Eduardo N. de valle
high on a girder
arcs fusing steel
swarms of fireflies
Down the southeast shaft the pounding echoes in a muffled humdrum, mallets on flanges and baseplates, setting steel columns and beams in to their blueprint places — work on this mission going on now in finely designed fury, racing against the red intensity of a descendent sun.
This one here was the first of thousands still coming, prepped, primed and dressed — holes bored precisely to align with its gussets, set for erection— in a cloak of white sheen.
This one’s special.

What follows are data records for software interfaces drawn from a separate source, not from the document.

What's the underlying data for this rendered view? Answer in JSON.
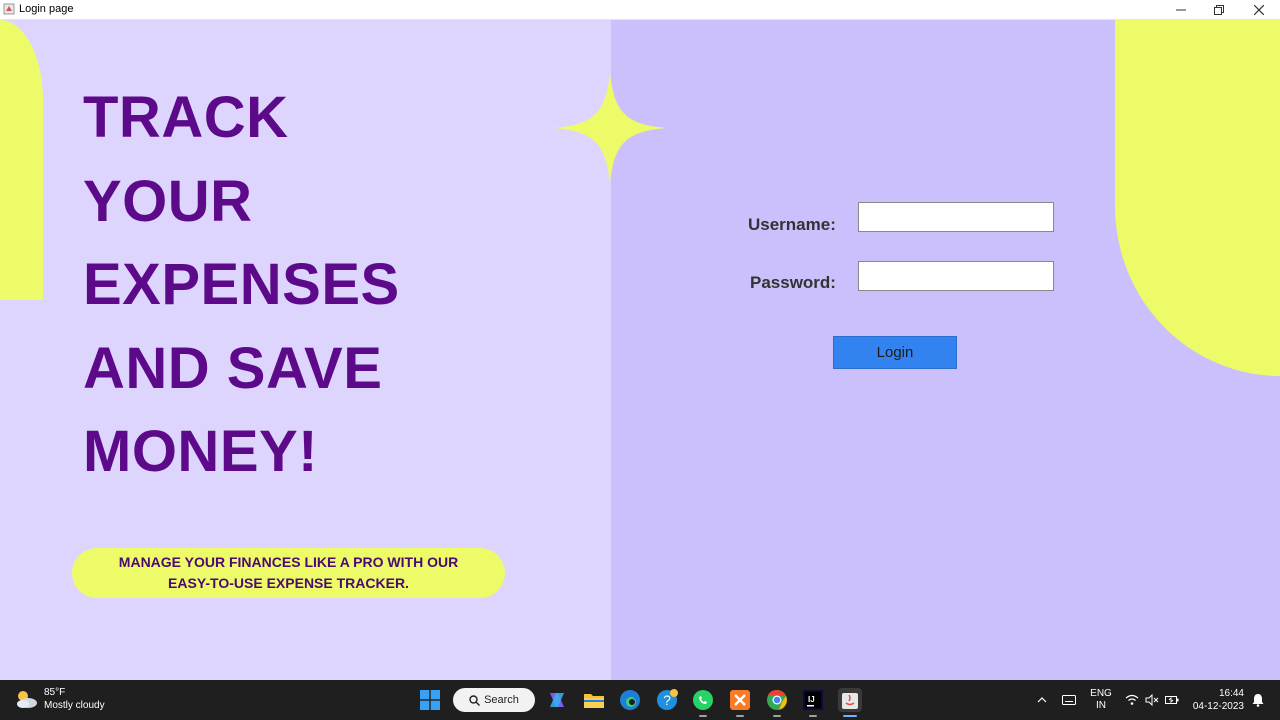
{
  "window": {
    "title": "Login page",
    "minimize_icon": "minimize-icon",
    "maximize_icon": "restore-icon",
    "close_icon": "close-icon"
  },
  "hero": {
    "headline_lines": [
      "TRACK",
      "YOUR",
      "EXPENSES",
      "AND SAVE",
      "MONEY!"
    ],
    "tagline": "MANAGE YOUR FINANCES LIKE A PRO WITH OUR EASY-TO-USE EXPENSE TRACKER."
  },
  "login_form": {
    "username_label": "Username:",
    "username_value": "",
    "password_label": "Password:",
    "password_value": "",
    "login_button": "Login"
  },
  "colors": {
    "left_bg": "#ddd5fd",
    "right_bg": "#cbc0fb",
    "accent_yellow": "#eefb69",
    "headline_purple": "#5d0a8a",
    "button_blue": "#3283f0"
  },
  "taskbar": {
    "weather_temp": "85°F",
    "weather_desc": "Mostly cloudy",
    "search_label": "Search",
    "apps": [
      "windows-start-icon",
      "copilot-icon",
      "file-explorer-icon",
      "edge-icon",
      "help-icon",
      "whatsapp-icon",
      "xampp-icon",
      "chrome-icon",
      "intellij-icon",
      "java-icon"
    ],
    "language_line1": "ENG",
    "language_line2": "IN",
    "time": "16:44",
    "date": "04-12-2023"
  }
}
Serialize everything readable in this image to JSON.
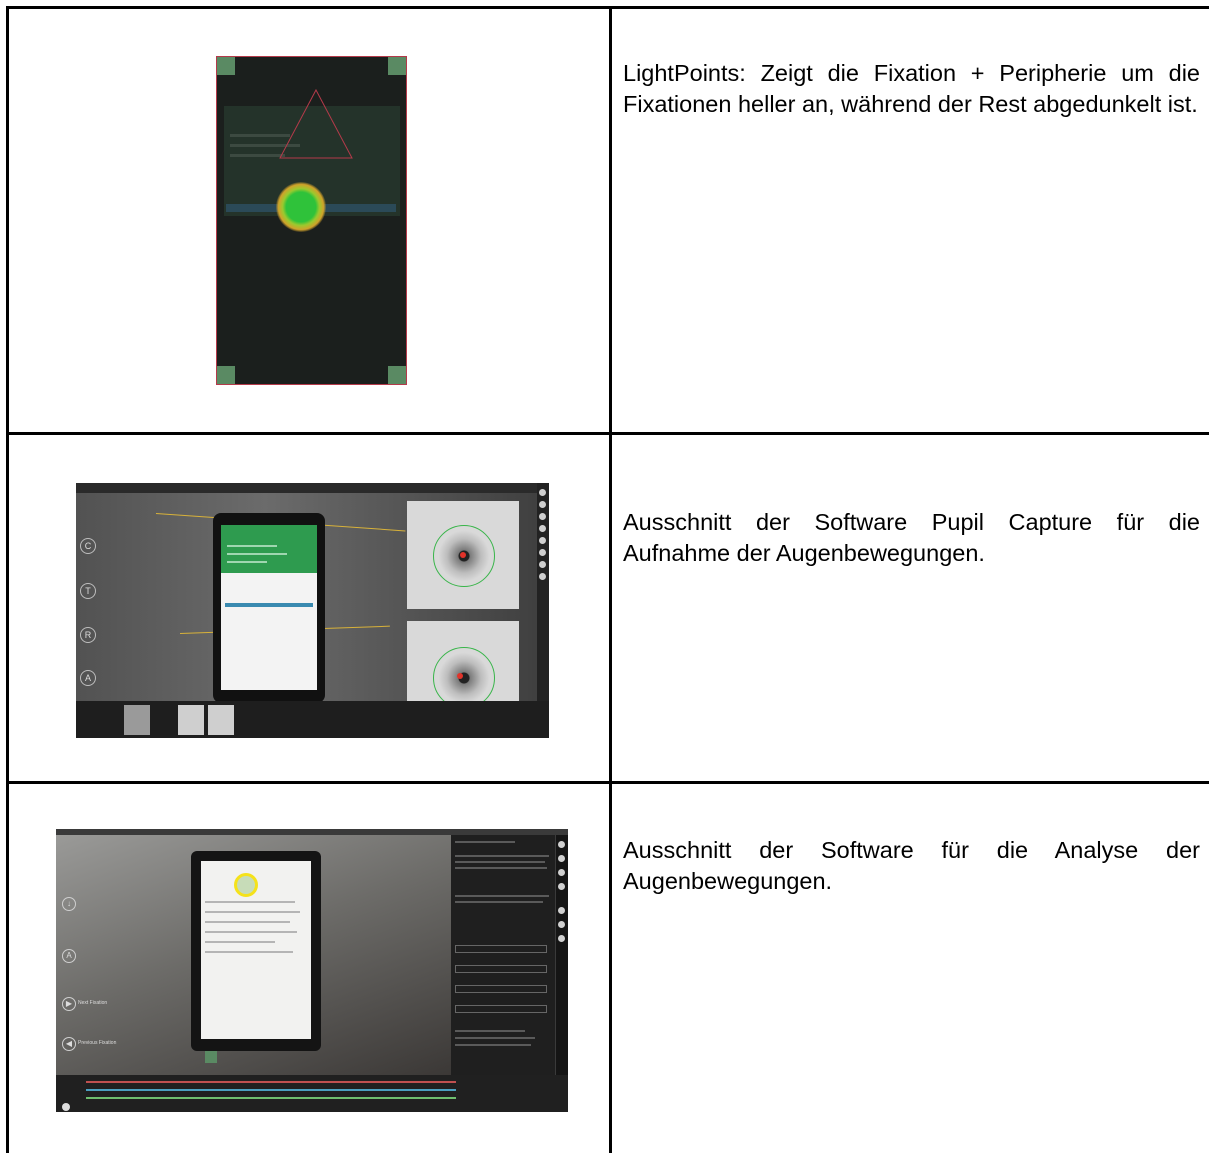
{
  "rows": [
    {
      "description": "LightPoints: Zeigt die Fixation + Peripherie um die Fixationen heller an, während der Rest abgedunkelt ist.",
      "image_icon": "tablet-fixation-screenshot-icon"
    },
    {
      "description": "Ausschnitt der Software Pupil Capture für die Aufnahme der Augenbewegungen.",
      "image_icon": "pupil-capture-screenshot-icon",
      "side_buttons": [
        "C",
        "T",
        "R",
        "A"
      ]
    },
    {
      "description": "Ausschnitt der Software für die Analyse der Augenbewegungen.",
      "image_icon": "pupil-player-screenshot-icon",
      "side_buttons": [
        "A"
      ],
      "nav_labels": [
        "Next Fixation",
        "Previous Fixation"
      ]
    }
  ],
  "colors": {
    "border": "#000000",
    "accent_green": "#2e9b4f",
    "fixation_yellow": "#f5e21a"
  }
}
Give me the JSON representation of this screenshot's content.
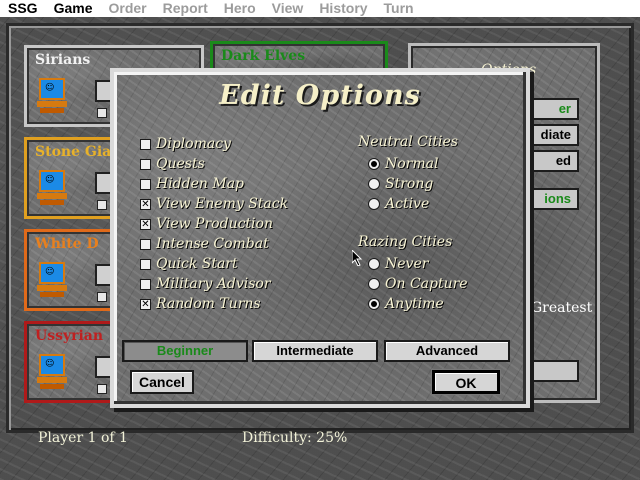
{
  "menubar": {
    "items": [
      "SSG",
      "Game",
      "Order",
      "Report",
      "Hero",
      "View",
      "History",
      "Turn"
    ]
  },
  "players": [
    {
      "name": "Sirians",
      "color": "#c8c8c8"
    },
    {
      "name": "Stone Gia",
      "color": "#e0a020"
    },
    {
      "name": "White D",
      "color": "#e06a1a"
    },
    {
      "name": "Ussyrian",
      "color": "#b01a1a"
    }
  ],
  "extra_card": {
    "name": "Dark Elves",
    "color": "#1a8a1a"
  },
  "right_panel": {
    "title": "Options",
    "buttons": [
      "er",
      "diate",
      "ed",
      "ions"
    ],
    "greatest_label": "Greatest"
  },
  "footer": {
    "player_text": "Player 1 of 1",
    "difficulty_text": "Difficulty: 25%"
  },
  "dialog": {
    "title": "Edit Options",
    "options": [
      {
        "label": "Diplomacy",
        "checked": false
      },
      {
        "label": "Quests",
        "checked": false
      },
      {
        "label": "Hidden Map",
        "checked": false
      },
      {
        "label": "View Enemy Stack",
        "checked": true
      },
      {
        "label": "View Production",
        "checked": true
      },
      {
        "label": "Intense Combat",
        "checked": false
      },
      {
        "label": "Quick Start",
        "checked": false
      },
      {
        "label": "Military Advisor",
        "checked": false
      },
      {
        "label": "Random Turns",
        "checked": true
      }
    ],
    "neutral_cities": {
      "title": "Neutral Cities",
      "options": [
        "Normal",
        "Strong",
        "Active"
      ],
      "selected": "Normal"
    },
    "razing_cities": {
      "title": "Razing Cities",
      "options": [
        "Never",
        "On Capture",
        "Anytime"
      ],
      "selected": "Anytime"
    },
    "levels": [
      "Beginner",
      "Intermediate",
      "Advanced"
    ],
    "selected_level": "Beginner",
    "cancel_label": "Cancel",
    "ok_label": "OK",
    "check_mark": "✕"
  }
}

Cyanotype clarity filled the sky that day. Sun threw low-angled light on its flange and welded studs, shinning a collage of architectural, biotic and perdue-present shadows on its waist-high web. By design its nature a column, strong enough to bear up to ten thousand men, fabricated to withstand lateral and dynamic and seismic loads of untold magnitudes — it spanned awkwardly between two wooden blocks as they stooped in front of it —thus it looked discomfited, lying in such illogical horizontality, when it wanted to be as it now stands, erect, doing its job, taking on more loads as the tower rises.
hundreds queued in
No peaks or lows of cold or darkness among anyone that day, no hardness or harshness or gloominess in the heart of that host, nothing but a sense of collective December-cool reflection, self-withdrawal to affirmation and self-control. I remember it all clearly, as I’m dwarfed in its presence again. (I like standing next to it, now especially when it is the quietest it could be this low below in the hole) It could’ve all been nothing but my inculcated instincts, guilty then as now of self-sprung reactions, like that to a column acting like a beam — something unnatural in the sphere of physics: gravity: comprehension of some realities obviously beyond the reaches of my reasoning...that, too, it could be.
And it’s because, or it may be more appropriately said in spite of all that’s happened that we hear and see the pounding drilling hoisting bolting torquing above grade, the work-mission going on relentlessly, each trade playing out its feat under this cerulean realm. And as the welder lather carpenter mason concreter ironworker display the flairs of their crafts, the thought comes to me, here, standing by its mass-shadow: It is what they had to do — remit:
on column J-12